Lyon County heriff seeks another term
YERINGTON — Announcing his bid for re-election, incumbent Sid Smith accepts the challenge at least four opponents will offer in his effort to continue as Lyon County sheriff.
“The sheriff in Lyon County has run unopposed only four times since 1861, so I think competition goes with the job. I have been serving the people as sheriff for 10 years. They are either happy with what I have done or they are not,” Smith said. “I expect a clean, issue-oriented campaign. The competition is good. The people need a choice.”
Smith’s challengers so far include Charlie Duke of Dayton, John Garrison of Silver Springs, Dave Gill of Silver Springs and Frank Pizzo of Yerington.
Appointed sheriff in the spring of 1992 following the death of Sheriff Jim Guerts, Smith was elected for a two-year term in a special election that November.
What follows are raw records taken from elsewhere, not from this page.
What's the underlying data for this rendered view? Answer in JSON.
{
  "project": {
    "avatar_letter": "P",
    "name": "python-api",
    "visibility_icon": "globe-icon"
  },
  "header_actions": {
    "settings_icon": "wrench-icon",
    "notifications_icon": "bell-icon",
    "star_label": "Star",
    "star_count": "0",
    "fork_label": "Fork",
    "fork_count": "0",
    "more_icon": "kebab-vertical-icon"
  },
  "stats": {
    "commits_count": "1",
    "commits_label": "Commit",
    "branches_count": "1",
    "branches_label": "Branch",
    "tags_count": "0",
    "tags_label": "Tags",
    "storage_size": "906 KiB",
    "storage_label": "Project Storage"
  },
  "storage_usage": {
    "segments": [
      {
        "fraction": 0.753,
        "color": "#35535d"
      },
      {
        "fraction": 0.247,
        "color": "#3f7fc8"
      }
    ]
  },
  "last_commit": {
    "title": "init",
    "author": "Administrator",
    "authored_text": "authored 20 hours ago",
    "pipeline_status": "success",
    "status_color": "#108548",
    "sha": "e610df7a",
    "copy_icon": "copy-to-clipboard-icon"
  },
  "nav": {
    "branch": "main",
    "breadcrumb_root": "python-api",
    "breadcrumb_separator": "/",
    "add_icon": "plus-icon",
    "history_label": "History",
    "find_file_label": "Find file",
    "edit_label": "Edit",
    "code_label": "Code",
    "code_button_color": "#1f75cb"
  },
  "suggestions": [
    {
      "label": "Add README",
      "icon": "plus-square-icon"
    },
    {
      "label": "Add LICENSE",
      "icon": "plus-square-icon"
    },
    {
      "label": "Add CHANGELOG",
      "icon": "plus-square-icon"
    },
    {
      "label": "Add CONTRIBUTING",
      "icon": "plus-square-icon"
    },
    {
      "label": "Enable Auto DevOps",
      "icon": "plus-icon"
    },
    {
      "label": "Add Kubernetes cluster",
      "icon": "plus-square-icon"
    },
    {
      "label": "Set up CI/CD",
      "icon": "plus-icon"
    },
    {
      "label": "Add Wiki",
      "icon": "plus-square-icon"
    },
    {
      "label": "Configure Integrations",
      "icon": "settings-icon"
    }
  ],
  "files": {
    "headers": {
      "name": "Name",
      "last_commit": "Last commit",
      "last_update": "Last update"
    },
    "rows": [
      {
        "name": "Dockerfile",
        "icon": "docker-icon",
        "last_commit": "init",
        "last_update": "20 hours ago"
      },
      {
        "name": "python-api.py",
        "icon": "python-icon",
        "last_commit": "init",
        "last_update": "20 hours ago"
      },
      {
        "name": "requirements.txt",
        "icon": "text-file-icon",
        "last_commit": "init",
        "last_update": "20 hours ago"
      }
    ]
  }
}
He was re-elected to full terms in 1994 and 1998.
“I think I have done a good job and will run on my record; however, I still have things I want to do,” Smith said.
Another four years would, he hopes, allow him to see long-range plans for an expanded jail-safety complex and implementation of an enhanced 911 emergency response system come to fruition.
How to maintain an acceptable level of service with a budget strained by the county’s prolific growth and retaining quality people remain two of his greatest challenges.
“The Search and Rescue Team and the police reserve program are excellent examples of how the community can help, allowing our regular officers to attend to other duties,” he said. “Quality of life alone is not going to keep our trained officers here. The last four years we have doubled our level of training, but we do lose them to better compensating agencies.”
Smith said his department currently has two officers hired under the federally funded Police Corps program. The hiring agency gets a trained officer and $10,000 per year. The officer gets four years of college paid for and must agree to stay with the hiring agency for at least four years.
Citing accomplishments during his 10 years as sheriff, Smith said he is particularly proud of the reputation that has been established at the county jail.
“We have changed the whole philosophy at the jail. It is not inhumane or cruel, but is strict and very structured. Offenders do not look forward to serving time here, which is reflected, I think, in the decreased jail population over the past several years.”
Born in Ely, Smith moved to Yerington at the age of 3 and is a graduate of Yerington High School. After serving nine years in the U.S. Navy, he returned to Nevada in 1981. Other than three years with the Douglas County Sheriff’s Department, Smith’s 20-year law enforcement career has been with Lyon County.
A Dayton resident, Smith is married and has two daughters, the oldest a junior at Arizona State University.